School Bus Safety and Motor Vehicle Accidents
Near the end of last year, the head of the National Highway Traffic Safety Administration (NHTSA) Mark Rosekind met with the National Association for Pupil Transportation in order to discuss the use of seat belts on school buses. While the NHTSA’s position on this issue has been unclear in the past, the regulatory agency has now affirmatively stated that all school buses should be equipped with three-point seat belts. The NHTSA also requested that school districts, state and local governments, and school bus manufacturers all aid in implementing this new policy, with the goal of preventing serious injury to children in the event of an accident.
The NHTSA reported that it will take a three-step approach to achieving its goal of making seat belts on school buses available to children. First, the agency announced a commitment to conduct additional research not only on school bus seat belts but on school bus safety in general. Second, the NHTSA has agreed to work with safety groups in order to address any financial barriers to installing seat belts on all school buses. Finally, Rosekind stated that the NHTSA plans to work closely with the six states that currently require seat belts on school buses so that regulators can learn from their experiences, insight, and recommendations concerning a potential national mandate.
Although the NHTSA has made important strides towards ensuring seat belt use on school buses, the agency must still begin a rulemaking process in order to make the seat belt mandate a reality.
California is one of the six states that already requires certain school buses to be equipped with seat belts. However, the law only applies to buses designed to carry more than 16 passengers that were manufactured after 2005 and to school buses that carry less than 16 passengers and were produced after 2004. As a result, many buses without seat belts are still legally in use across the state.
California law grants immunity from liability to school districts when a child chooses not to use a seat belt on a bus that has them. To overcome this immunity, an injured party would need to show that the students did not receive age-appropriate instruction on how to use the seat belt. Otherwise, schools districts may be held liable for injuries sustained by a child in an accident if the driver was negligent or improperly trained.
Similarly, if a school bus is improperly maintained, and, as a result, a mechanical problem went unnoticed and later caused an accident, the driver and the school may be held responsible. If the driver was not at fault and the child was injured while wearing a seat belt, but the device was somehow defective, a guardian may also be able to recover under the theory of product liability.

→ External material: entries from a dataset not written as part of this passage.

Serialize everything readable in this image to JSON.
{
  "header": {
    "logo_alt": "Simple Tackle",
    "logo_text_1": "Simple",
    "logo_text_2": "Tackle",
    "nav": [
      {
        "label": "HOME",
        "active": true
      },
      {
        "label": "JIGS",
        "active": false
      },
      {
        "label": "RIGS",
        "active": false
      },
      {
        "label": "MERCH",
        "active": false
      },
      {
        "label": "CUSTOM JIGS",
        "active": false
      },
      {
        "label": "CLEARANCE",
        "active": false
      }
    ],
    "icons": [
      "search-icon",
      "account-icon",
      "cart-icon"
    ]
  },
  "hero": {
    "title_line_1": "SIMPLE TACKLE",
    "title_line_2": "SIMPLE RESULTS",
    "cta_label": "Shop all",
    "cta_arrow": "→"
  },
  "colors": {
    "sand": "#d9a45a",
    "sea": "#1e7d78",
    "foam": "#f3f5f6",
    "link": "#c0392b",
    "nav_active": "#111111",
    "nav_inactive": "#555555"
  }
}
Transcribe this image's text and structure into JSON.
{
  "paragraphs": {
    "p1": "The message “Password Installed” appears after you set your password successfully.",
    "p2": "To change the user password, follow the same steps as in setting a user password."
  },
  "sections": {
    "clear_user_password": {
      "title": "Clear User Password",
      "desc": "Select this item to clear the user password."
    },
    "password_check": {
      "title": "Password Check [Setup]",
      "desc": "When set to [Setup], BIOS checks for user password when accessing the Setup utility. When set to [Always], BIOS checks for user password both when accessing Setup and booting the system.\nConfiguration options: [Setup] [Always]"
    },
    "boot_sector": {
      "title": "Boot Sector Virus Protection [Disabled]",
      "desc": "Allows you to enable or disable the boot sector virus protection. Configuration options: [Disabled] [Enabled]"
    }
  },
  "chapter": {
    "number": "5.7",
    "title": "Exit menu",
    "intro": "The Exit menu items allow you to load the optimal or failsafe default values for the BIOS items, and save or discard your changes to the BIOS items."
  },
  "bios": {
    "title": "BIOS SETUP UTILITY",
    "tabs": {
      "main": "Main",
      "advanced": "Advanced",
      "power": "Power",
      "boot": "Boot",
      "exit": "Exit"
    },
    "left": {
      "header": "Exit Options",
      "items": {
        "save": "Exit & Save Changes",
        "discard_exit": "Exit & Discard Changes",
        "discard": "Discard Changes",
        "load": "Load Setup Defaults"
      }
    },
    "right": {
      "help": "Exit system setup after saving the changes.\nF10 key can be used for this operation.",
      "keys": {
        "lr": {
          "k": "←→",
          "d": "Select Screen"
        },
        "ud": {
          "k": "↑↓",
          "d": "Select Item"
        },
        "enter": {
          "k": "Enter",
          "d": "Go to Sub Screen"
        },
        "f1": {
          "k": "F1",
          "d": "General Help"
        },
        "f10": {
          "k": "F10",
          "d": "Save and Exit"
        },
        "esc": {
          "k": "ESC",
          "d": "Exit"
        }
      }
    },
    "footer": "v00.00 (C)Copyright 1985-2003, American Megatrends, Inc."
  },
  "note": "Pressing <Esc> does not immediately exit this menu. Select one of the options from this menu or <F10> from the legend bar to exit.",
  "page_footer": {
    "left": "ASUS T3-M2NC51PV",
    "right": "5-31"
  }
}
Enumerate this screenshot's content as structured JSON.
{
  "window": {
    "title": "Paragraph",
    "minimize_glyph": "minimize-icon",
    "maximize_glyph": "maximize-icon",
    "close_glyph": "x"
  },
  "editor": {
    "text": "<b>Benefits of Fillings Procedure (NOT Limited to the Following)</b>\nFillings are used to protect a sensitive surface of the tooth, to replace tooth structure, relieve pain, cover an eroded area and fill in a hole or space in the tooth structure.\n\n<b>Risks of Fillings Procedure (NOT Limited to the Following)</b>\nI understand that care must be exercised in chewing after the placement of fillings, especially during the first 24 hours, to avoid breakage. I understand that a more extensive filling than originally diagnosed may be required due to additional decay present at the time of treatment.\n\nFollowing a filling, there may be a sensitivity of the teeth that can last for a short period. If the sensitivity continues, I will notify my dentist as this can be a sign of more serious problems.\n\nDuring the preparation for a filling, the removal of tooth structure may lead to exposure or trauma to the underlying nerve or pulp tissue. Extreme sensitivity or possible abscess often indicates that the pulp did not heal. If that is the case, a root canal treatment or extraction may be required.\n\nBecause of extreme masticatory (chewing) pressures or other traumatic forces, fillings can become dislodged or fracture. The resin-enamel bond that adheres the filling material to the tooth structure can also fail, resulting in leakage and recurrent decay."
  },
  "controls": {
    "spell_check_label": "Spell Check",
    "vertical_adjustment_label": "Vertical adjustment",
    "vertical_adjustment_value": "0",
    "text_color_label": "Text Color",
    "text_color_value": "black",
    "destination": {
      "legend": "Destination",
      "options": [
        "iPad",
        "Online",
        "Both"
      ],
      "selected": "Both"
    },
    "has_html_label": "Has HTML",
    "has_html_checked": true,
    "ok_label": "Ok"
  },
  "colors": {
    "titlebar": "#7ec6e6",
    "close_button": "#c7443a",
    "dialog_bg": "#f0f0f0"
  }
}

If your child has been injured while traveling on a school bus, you may have a basis for a personal injury suit. Contact an experienced San Jose car accident lawyer at Janoff Law for more information. Call 408-286-2300 to schedule a free, no-obligation consultation today.